Driving the Audio System
The user interface is designed around two very different interaction modes. The first one is a fairly familiar touch screen paradigm. It’s fairly straightforward to navigate, but there are multiple nested levels you have to dig into to get to some of the more obscure settings (like enabling 5.1 for stereo music.)
The other interaction mode is voice recognition, designed around Microsoft’s SYNC speech recognition interface, which was specifically designed for cars. Although you theoretically don’t have to train the interface to your voice, you’ll probably want to – most of the results when I tried to use voice without training were pretty comical. The other problem with SYNC is the same as with the touch interface – you have to drill deep through a menu structure, using a fairly limited vocabulary.
As with many modern automobiles, this system can handle digital music. Embedded in the system is a 10GB hard drive; you can insert a CD and press the red “record” button and rip the CD onto the Lincoln’s embedded drive.
Alternatively, you can just plug in your own digital music player. Inside the center console is a smart USB port. You can connect in iPhone / iPod or Microsoft Zune and get full access to all your music.

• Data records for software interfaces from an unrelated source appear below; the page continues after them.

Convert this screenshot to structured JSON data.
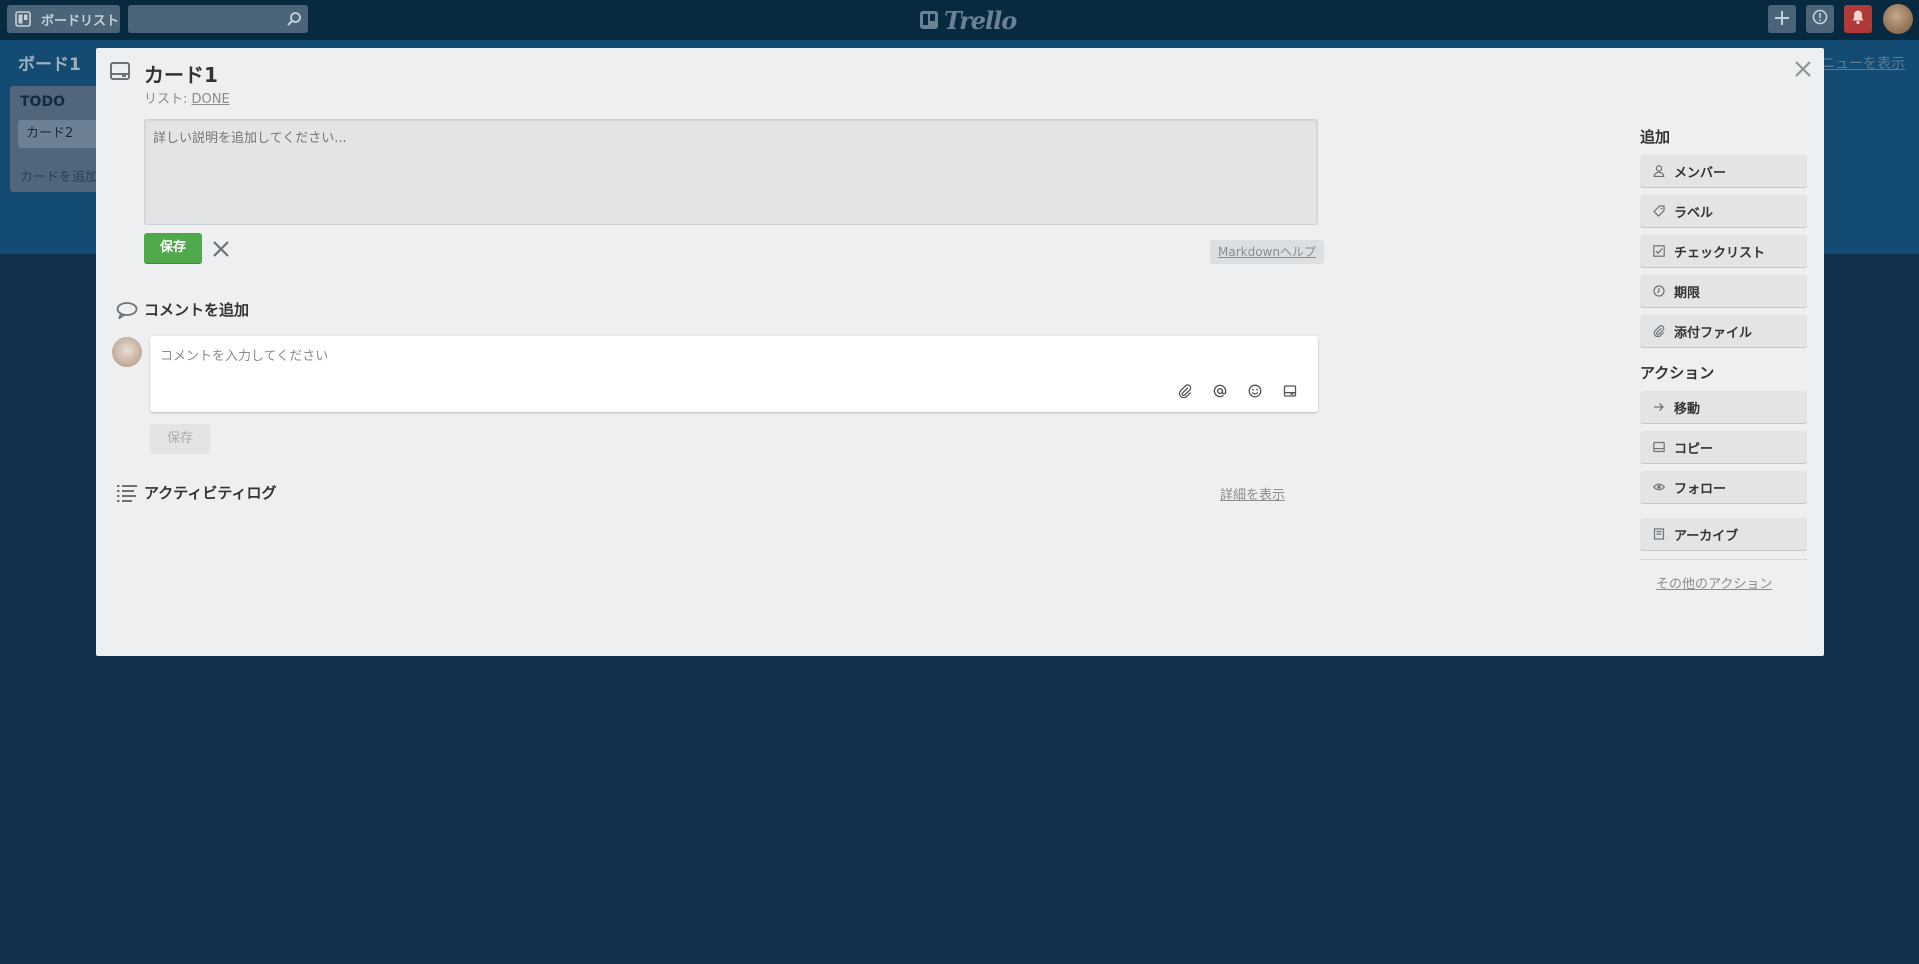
{
  "header": {
    "boards_label": "ボードリスト",
    "search_value": "",
    "logo_text": "Trello"
  },
  "board": {
    "title": "ボード1",
    "menu_link": "ニューを表示",
    "list": {
      "title": "TODO",
      "cards": [
        "カード2"
      ],
      "add_card": "カードを追加"
    }
  },
  "card_modal": {
    "title": "カード1",
    "list_prefix": "リスト:",
    "list_name": "DONE",
    "description_placeholder": "詳しい説明を追加してください...",
    "save_label": "保存",
    "markdown_help": "Markdownヘルプ",
    "comment_section_title": "コメントを追加",
    "comment_placeholder": "コメントを入力してください",
    "comment_save_label": "保存",
    "activity_title": "アクティビティログ",
    "activity_details": "詳細を表示"
  },
  "sidebar": {
    "add_heading": "追加",
    "add_items": [
      {
        "label": "メンバー",
        "icon": "person-icon"
      },
      {
        "label": "ラベル",
        "icon": "tag-icon"
      },
      {
        "label": "チェックリスト",
        "icon": "checkbox-icon"
      },
      {
        "label": "期限",
        "icon": "clock-icon"
      },
      {
        "label": "添付ファイル",
        "icon": "paperclip-icon"
      }
    ],
    "actions_heading": "アクション",
    "action_items": [
      {
        "label": "移動",
        "icon": "arrow-right-icon"
      },
      {
        "label": "コピー",
        "icon": "card-icon"
      },
      {
        "label": "フォロー",
        "icon": "eye-icon"
      },
      {
        "label": "アーカイブ",
        "icon": "archive-icon"
      }
    ],
    "more_actions": "その他のアクション"
  },
  "colors": {
    "header_bg": "#072a41",
    "board_bg": "#144b73",
    "overlay_bg": "#12304b",
    "modal_bg": "#edeff0",
    "save_green": "#4fa84a",
    "notification_red": "#b03a37"
  }
}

We’re not going to dive into the other tech features, but it’s worth noting the integration between the GPS Nav system and Sirius Satellite radio, the automatic parallel parking feature and the adaptive cruise control. The latter is pretty cool – just set your cruise control speed on the freeway, and the onboard radar adjusts your speed automatically depending on the distance of the cars around you. Don’t go to sleep, though – you still have to steer.